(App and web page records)
★ ★ ★ ★ ★

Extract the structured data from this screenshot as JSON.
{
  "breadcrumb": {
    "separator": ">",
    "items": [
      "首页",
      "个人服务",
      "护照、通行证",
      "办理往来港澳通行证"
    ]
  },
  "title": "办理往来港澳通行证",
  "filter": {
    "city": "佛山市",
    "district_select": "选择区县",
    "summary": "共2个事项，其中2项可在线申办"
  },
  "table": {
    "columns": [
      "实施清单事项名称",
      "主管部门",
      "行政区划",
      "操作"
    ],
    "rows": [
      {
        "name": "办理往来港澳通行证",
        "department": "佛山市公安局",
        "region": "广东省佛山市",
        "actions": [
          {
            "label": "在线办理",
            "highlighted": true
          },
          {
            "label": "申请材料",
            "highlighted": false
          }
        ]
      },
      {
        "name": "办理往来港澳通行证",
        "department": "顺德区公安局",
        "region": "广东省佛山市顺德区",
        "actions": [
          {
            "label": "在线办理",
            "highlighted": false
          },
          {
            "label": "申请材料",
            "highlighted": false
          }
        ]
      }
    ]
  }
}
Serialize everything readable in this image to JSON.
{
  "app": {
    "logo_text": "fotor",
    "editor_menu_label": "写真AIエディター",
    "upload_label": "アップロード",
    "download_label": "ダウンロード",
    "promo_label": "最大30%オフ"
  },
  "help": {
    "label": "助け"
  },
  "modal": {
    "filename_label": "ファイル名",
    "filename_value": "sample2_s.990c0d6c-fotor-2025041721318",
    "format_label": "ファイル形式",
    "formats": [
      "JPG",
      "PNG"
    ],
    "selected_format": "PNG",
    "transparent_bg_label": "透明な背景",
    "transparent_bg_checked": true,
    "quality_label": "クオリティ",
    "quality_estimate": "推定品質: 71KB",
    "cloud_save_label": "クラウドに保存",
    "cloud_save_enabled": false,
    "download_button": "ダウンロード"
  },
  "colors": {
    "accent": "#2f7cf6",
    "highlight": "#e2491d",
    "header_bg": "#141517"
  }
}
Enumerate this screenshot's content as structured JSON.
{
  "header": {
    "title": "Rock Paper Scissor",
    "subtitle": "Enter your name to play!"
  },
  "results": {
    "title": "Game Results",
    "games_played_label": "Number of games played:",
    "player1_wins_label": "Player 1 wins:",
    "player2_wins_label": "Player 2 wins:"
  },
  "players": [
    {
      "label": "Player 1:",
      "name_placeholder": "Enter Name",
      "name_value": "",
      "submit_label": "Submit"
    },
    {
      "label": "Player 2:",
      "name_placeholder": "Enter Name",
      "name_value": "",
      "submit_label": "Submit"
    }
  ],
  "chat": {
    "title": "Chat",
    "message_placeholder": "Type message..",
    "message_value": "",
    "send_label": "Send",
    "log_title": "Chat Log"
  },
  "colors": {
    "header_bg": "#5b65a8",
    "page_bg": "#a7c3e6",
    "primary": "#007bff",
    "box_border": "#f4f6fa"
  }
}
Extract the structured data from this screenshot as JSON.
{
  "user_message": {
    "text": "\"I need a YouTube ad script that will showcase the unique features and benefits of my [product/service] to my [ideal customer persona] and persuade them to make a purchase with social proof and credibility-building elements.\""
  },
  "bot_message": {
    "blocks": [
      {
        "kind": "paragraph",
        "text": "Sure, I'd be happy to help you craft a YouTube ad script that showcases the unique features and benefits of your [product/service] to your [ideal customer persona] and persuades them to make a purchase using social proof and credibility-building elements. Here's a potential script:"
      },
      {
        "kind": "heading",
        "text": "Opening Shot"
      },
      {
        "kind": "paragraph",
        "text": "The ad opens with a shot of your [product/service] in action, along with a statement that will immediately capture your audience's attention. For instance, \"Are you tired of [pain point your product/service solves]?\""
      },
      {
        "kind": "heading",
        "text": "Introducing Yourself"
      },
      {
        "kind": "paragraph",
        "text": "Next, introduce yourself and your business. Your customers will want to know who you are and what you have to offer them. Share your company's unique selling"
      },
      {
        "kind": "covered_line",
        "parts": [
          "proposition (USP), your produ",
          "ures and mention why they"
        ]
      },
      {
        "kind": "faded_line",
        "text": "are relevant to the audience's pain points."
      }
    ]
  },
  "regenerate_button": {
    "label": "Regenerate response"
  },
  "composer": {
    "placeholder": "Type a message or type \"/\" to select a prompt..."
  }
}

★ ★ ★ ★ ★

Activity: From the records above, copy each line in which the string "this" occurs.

Your response:
Extract the structured data from this screenshot as JSON.
Serialize everything readable in this image to JSON.
Enumerate this screenshot's content as structured JSON.
Extract the structured data from this screenshot as JSON.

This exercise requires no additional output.